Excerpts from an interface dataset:
Content starts
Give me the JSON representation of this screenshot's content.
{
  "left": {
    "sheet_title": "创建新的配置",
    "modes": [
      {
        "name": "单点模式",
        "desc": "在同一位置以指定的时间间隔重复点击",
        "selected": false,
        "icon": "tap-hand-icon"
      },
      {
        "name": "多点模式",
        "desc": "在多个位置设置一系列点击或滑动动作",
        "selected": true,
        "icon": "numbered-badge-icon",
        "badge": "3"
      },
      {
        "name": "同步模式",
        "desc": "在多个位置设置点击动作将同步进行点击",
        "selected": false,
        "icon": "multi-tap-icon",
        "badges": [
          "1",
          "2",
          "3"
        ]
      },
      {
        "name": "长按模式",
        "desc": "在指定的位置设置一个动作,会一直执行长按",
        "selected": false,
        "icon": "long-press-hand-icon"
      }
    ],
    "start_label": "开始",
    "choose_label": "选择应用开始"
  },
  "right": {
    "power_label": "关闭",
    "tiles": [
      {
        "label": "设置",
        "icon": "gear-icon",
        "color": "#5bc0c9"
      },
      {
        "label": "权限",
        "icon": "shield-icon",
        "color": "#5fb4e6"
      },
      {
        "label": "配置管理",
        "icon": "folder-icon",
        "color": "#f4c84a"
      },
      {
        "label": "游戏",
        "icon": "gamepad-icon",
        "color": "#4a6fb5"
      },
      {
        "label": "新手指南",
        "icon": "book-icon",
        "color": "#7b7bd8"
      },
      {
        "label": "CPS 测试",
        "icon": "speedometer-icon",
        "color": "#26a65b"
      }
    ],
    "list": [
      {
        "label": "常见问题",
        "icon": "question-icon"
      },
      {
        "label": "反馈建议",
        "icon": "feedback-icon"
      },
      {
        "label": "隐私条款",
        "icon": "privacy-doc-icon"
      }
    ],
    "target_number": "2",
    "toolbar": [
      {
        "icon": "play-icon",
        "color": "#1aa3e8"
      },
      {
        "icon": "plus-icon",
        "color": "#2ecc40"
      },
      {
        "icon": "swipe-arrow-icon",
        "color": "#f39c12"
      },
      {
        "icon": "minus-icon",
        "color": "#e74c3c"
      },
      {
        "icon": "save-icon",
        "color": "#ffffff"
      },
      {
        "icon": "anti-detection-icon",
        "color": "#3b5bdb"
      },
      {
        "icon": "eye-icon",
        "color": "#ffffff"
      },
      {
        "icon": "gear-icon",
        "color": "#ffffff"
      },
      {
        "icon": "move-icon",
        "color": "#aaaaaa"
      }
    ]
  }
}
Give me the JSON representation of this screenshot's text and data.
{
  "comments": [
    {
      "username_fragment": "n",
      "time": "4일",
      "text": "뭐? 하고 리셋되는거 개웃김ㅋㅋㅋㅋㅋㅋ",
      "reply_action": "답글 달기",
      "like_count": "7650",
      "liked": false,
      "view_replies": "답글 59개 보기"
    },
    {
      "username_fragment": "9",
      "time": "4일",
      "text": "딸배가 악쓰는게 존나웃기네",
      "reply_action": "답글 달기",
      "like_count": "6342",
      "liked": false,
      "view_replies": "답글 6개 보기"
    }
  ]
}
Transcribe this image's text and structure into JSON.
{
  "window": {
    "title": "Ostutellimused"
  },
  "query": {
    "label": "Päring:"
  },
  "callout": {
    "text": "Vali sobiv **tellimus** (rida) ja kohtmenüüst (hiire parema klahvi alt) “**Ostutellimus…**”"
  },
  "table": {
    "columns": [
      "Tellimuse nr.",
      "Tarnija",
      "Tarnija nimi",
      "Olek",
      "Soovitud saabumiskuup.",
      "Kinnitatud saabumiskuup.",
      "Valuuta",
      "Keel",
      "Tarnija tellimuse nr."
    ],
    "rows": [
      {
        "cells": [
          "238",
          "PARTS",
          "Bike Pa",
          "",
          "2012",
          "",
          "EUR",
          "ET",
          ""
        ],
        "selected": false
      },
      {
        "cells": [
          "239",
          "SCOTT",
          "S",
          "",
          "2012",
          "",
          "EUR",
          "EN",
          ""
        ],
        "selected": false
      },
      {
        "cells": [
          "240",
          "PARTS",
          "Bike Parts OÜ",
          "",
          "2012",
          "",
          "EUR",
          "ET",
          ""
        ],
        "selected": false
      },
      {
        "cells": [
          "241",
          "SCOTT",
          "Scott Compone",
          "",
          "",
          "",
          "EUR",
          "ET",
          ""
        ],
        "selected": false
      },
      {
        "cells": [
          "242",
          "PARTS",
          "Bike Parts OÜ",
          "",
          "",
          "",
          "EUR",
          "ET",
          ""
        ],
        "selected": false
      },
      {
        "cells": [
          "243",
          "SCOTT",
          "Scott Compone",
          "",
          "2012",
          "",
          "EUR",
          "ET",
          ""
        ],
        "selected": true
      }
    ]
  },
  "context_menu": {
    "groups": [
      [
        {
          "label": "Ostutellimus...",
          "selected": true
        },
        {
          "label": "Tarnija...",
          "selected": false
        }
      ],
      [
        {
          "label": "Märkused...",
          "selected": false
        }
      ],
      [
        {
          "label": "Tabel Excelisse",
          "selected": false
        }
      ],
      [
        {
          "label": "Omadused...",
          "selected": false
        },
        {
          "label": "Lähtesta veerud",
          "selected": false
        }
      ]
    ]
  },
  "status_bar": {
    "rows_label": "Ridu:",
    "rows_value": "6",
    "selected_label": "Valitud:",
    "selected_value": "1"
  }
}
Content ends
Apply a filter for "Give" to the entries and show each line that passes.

Give me the JSON representation of this screenshot's content.
Give me the JSON representation of this screenshot's text and data.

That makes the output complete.